Boosting the Numbers
Published in TC Today - Volume 35, No. 2
Nathan Alexander wants to ensure that other minority students pursue studies in mathBy Siddhartha Mitter
Nathan Alexander has always been good at math. Attracted by its rigor and clarity, he majored in the subject at the University of North Carolina-Chapel Hill, and as a trained dancer and choreographer he once wrote a paper relating dance motion to the theory of fractals.
Alexander’s decision to become a math teacher stems partly from a desire to share his enthusiasm for numbers --but he has another, more pressing reason, as well.
“I’ve always been one of just two or three black students in mathematics, and by the time I was a college math major, there was no one else,” he says. “That’s something I want to change.”
As a doctoral student at TC, working closely with his mentor, faculty member Erica Walker, Alexander is studying the role of peer networks in the way urban males--particularly black and Latino--learn mathematics.
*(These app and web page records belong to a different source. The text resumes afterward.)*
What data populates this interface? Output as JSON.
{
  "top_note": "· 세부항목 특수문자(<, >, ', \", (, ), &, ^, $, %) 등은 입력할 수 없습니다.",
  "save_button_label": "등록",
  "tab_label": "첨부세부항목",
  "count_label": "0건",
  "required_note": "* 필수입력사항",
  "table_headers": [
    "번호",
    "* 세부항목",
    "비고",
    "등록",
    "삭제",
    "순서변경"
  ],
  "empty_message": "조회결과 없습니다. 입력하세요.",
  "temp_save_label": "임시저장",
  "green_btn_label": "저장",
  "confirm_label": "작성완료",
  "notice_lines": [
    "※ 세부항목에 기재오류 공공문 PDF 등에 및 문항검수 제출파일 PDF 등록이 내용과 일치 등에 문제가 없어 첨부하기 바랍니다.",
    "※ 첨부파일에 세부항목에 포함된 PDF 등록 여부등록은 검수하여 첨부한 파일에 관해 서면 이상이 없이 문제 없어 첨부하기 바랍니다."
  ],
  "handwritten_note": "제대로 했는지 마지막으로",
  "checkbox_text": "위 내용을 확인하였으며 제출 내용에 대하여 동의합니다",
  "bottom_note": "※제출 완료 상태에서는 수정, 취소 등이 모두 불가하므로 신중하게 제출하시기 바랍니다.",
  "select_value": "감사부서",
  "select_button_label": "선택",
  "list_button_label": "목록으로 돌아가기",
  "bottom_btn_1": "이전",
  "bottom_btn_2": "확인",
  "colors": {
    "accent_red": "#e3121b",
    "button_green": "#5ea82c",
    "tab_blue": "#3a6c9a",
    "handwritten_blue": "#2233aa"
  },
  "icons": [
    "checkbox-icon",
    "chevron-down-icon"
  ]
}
By first spending a semester teaching math to the youth in his research project and getting to know them personally, Alexander has been able to capture the student interaction around mathematics--hallway chat, last-minute homework help, even text messages—that standard surveys might miss.
In the process he has formed some impressions that run counter to conventional wisdom.
“A lot of the buzz around urban schools is that teachers aren’t connecting with their students, particularly black and Latino males,” Alexander says. “But these males have really positive attitudes about their teachers. They identified them as huge markers of, ‘I can be successful if I do well.’”
Alexander hopes his research will generate practical tools that enable teachers to capitalize on this good will and help students learn mathematics in ways that fit their natural social interactions.
Alexander also applies his interest in learning networks to his own peers at TC. As Vice President of Academic Affairs of TC’s Black Students Network, he runs a speaker series and an annual conference, seeking to create a space on a daily basis where not just African-American but all minority students feel welcome.
In practice, this involves saying hello a lot--to everyone. “I looked crazy my first two years here,” Alexander says. “But I do it now regardless: if I see someone I say hello. Especially here. Because we have different research interests, but we are here because there is an issue we all want to fix. The connections we make today will have an impact on the future.”